### Record excerpts ###

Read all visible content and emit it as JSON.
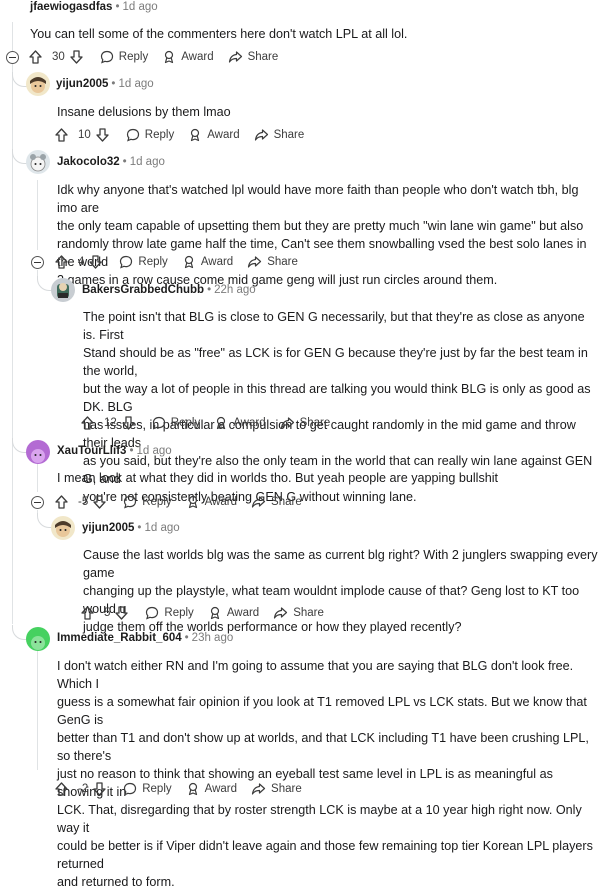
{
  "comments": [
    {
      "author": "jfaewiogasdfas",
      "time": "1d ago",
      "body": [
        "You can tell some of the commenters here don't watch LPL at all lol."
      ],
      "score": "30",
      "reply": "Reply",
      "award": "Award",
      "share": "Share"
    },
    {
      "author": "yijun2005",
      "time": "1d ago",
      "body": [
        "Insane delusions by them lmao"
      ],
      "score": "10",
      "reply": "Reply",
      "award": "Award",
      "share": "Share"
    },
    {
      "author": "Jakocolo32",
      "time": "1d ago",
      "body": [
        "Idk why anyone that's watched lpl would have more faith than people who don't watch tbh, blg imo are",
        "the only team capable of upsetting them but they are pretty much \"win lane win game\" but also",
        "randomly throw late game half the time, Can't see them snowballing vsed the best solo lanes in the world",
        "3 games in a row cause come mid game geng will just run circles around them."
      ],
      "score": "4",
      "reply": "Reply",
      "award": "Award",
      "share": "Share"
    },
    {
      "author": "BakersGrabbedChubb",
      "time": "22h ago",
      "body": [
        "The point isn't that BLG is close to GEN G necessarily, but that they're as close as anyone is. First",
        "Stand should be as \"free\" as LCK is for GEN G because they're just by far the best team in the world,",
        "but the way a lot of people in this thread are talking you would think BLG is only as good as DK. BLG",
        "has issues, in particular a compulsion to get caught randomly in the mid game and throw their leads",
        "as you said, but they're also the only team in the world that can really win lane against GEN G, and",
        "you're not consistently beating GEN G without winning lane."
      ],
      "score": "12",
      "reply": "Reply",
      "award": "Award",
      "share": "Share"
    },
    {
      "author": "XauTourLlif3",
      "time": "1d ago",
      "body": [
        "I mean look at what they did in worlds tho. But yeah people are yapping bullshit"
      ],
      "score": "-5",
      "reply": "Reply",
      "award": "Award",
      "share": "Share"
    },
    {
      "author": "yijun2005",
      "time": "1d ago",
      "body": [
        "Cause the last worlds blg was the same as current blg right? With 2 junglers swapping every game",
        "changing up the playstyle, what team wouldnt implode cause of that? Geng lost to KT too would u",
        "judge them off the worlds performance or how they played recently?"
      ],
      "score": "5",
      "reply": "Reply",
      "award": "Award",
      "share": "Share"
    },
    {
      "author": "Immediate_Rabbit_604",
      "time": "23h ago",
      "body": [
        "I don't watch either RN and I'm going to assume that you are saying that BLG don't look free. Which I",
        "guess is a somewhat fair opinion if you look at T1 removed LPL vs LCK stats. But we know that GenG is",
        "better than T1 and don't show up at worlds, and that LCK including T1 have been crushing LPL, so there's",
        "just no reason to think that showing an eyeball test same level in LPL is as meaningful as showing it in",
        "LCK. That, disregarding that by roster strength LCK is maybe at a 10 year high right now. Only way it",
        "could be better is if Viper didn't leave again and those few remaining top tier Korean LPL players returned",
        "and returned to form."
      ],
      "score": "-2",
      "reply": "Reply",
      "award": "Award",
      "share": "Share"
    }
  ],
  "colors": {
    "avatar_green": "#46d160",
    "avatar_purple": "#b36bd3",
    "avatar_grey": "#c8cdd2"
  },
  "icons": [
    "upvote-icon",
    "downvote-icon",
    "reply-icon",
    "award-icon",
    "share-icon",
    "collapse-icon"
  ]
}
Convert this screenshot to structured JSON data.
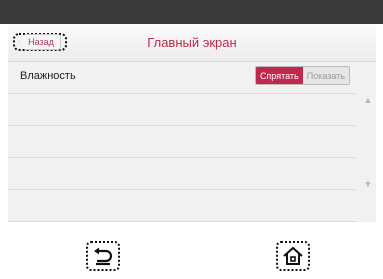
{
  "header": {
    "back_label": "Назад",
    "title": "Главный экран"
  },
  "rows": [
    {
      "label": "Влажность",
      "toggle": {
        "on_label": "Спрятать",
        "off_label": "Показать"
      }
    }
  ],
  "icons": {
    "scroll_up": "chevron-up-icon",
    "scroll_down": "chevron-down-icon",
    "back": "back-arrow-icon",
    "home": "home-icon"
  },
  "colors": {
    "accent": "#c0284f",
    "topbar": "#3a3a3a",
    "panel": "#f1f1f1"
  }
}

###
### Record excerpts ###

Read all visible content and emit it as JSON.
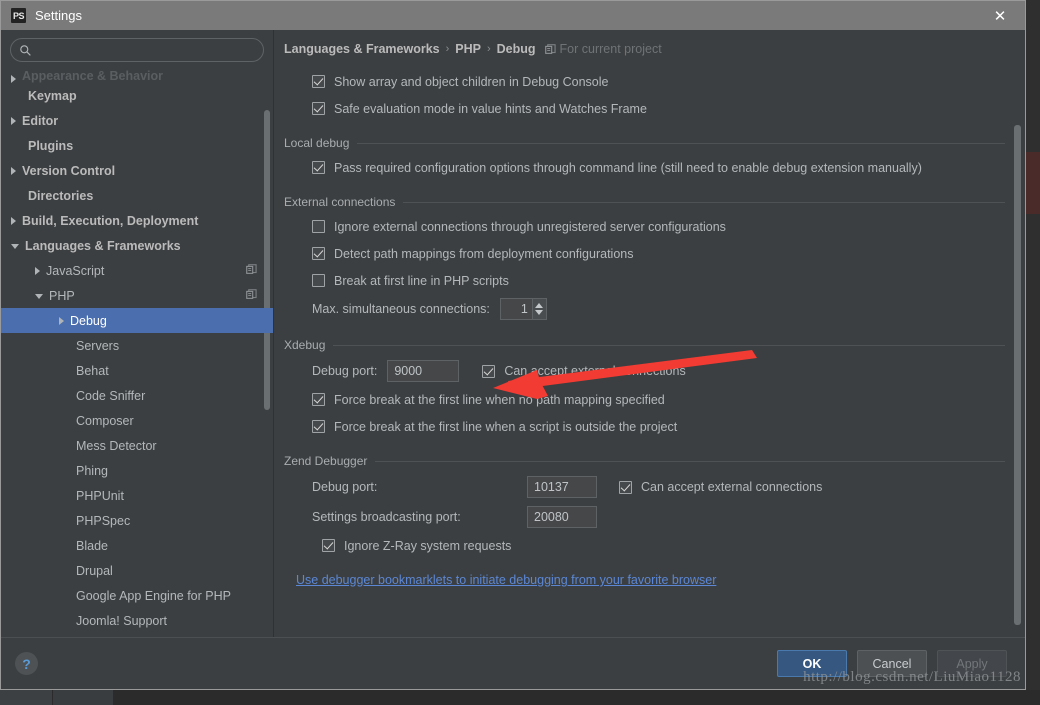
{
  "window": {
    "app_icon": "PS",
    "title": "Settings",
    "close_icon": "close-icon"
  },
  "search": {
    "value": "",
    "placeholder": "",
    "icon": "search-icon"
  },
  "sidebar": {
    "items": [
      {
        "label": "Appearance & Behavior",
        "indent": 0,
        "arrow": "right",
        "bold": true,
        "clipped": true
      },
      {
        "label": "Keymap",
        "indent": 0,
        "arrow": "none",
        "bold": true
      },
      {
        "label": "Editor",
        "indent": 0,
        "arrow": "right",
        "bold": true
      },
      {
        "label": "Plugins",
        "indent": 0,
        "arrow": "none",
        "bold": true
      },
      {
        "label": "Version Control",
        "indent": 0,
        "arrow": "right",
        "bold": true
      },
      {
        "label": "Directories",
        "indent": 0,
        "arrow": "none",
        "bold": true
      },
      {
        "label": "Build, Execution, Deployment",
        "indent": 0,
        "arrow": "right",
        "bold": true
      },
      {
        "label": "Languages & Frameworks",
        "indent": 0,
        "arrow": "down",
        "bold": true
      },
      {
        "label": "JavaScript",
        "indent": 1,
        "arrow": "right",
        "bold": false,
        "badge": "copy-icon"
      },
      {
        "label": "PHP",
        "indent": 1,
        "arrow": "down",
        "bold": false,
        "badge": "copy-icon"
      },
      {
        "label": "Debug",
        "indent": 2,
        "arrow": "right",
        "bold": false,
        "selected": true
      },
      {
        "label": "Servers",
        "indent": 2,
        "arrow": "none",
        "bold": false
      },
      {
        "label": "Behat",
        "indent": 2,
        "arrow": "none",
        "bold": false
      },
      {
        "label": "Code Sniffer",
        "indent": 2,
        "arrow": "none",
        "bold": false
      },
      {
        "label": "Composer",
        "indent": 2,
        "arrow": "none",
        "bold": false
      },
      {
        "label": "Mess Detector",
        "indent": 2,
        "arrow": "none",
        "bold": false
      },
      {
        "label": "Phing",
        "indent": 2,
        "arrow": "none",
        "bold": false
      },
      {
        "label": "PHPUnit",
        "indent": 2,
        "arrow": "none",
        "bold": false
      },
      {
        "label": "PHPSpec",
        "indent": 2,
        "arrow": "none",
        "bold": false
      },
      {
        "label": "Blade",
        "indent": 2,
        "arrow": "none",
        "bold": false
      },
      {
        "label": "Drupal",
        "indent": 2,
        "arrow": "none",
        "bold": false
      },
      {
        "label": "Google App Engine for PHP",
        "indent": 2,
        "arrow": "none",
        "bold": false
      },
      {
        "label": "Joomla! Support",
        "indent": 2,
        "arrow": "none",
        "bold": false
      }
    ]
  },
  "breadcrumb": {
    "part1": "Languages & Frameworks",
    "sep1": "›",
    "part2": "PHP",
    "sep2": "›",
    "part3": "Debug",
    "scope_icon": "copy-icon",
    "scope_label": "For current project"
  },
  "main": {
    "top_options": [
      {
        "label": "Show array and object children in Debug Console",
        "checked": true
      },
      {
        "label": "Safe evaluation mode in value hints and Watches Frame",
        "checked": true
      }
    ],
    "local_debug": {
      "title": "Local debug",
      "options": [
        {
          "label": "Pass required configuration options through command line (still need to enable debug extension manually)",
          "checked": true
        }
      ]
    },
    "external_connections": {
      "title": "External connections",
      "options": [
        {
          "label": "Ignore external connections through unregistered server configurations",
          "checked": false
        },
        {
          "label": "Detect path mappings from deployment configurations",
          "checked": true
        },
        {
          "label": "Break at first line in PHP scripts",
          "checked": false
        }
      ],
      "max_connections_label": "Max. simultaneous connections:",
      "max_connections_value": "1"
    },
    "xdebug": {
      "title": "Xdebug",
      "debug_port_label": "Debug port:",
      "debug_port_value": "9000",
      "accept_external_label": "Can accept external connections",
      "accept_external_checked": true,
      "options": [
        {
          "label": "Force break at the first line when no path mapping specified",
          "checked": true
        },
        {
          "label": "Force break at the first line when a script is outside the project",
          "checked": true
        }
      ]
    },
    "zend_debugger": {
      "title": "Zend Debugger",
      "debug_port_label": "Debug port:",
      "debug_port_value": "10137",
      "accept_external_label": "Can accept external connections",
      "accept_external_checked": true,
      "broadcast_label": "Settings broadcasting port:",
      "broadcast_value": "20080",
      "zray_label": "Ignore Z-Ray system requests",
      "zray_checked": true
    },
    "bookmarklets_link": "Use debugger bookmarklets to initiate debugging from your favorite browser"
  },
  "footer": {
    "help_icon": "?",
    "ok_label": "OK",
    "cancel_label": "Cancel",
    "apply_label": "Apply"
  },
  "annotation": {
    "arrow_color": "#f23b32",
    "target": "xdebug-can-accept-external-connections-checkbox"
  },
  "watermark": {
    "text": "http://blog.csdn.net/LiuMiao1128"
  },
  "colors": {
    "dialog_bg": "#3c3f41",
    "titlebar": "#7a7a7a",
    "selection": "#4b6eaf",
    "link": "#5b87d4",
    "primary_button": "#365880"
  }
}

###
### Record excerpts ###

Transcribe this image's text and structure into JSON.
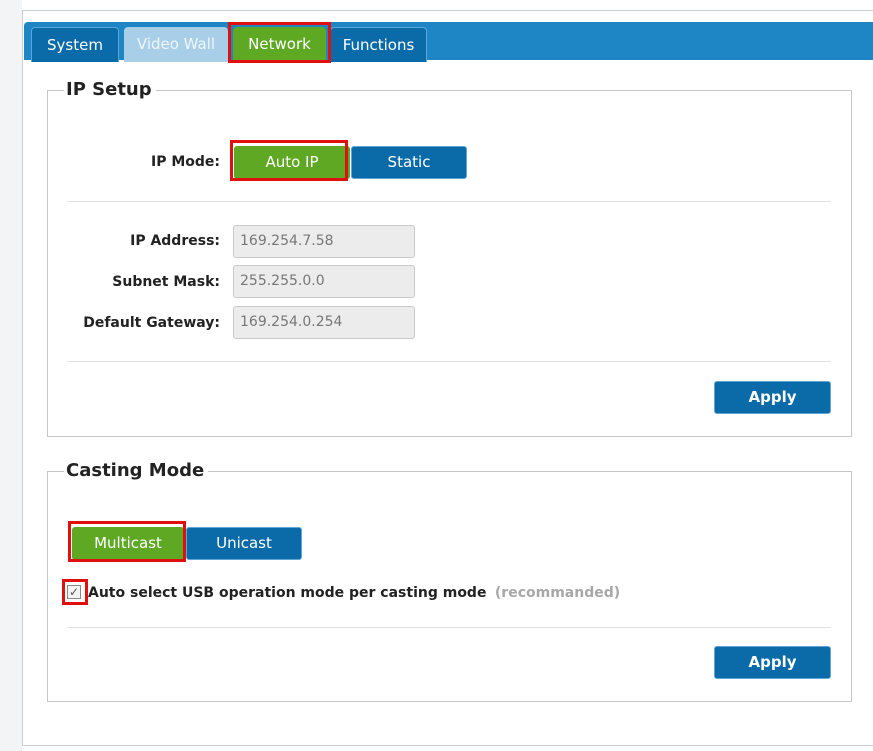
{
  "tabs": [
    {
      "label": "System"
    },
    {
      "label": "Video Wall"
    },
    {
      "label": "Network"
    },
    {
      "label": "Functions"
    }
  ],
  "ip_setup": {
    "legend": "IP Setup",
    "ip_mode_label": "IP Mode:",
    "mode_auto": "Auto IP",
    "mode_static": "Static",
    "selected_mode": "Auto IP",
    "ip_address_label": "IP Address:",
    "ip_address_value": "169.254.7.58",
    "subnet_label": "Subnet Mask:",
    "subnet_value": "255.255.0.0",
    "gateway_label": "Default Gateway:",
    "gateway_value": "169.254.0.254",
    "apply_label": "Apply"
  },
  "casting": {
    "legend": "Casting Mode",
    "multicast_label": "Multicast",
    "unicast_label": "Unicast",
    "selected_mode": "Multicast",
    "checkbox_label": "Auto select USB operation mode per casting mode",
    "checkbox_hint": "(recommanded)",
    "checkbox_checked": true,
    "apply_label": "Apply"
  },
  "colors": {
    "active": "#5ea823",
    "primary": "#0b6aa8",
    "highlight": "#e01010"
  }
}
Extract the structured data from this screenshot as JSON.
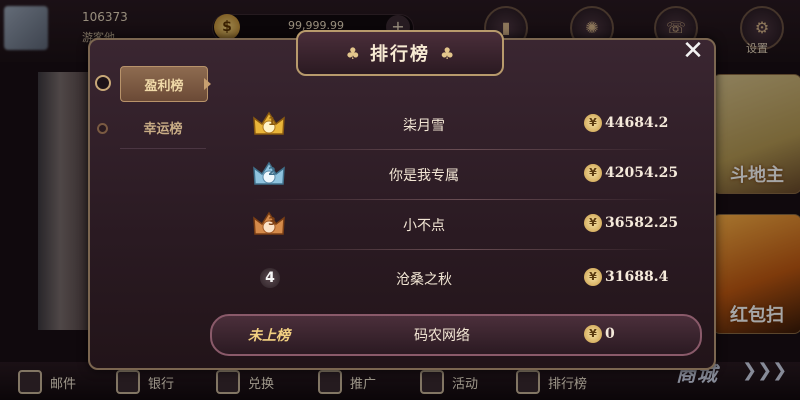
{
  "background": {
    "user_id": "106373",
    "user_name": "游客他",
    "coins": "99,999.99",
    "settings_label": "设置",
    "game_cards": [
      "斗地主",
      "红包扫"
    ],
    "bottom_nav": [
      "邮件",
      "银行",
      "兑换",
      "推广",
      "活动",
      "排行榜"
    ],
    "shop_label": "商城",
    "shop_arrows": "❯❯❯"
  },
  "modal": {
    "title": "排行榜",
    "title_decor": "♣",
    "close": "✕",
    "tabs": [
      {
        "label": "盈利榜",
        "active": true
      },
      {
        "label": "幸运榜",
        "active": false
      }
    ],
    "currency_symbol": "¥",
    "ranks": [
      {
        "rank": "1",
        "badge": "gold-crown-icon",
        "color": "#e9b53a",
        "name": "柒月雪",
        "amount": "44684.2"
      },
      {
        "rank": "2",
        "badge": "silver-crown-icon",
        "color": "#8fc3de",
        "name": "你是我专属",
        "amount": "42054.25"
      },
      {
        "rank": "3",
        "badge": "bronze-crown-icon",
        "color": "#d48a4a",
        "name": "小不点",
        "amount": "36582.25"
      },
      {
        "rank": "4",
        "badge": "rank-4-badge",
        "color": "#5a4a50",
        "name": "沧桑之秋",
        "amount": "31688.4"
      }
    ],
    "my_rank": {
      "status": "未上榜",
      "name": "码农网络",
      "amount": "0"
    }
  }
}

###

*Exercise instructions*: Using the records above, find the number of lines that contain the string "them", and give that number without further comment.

*Your solution*: 5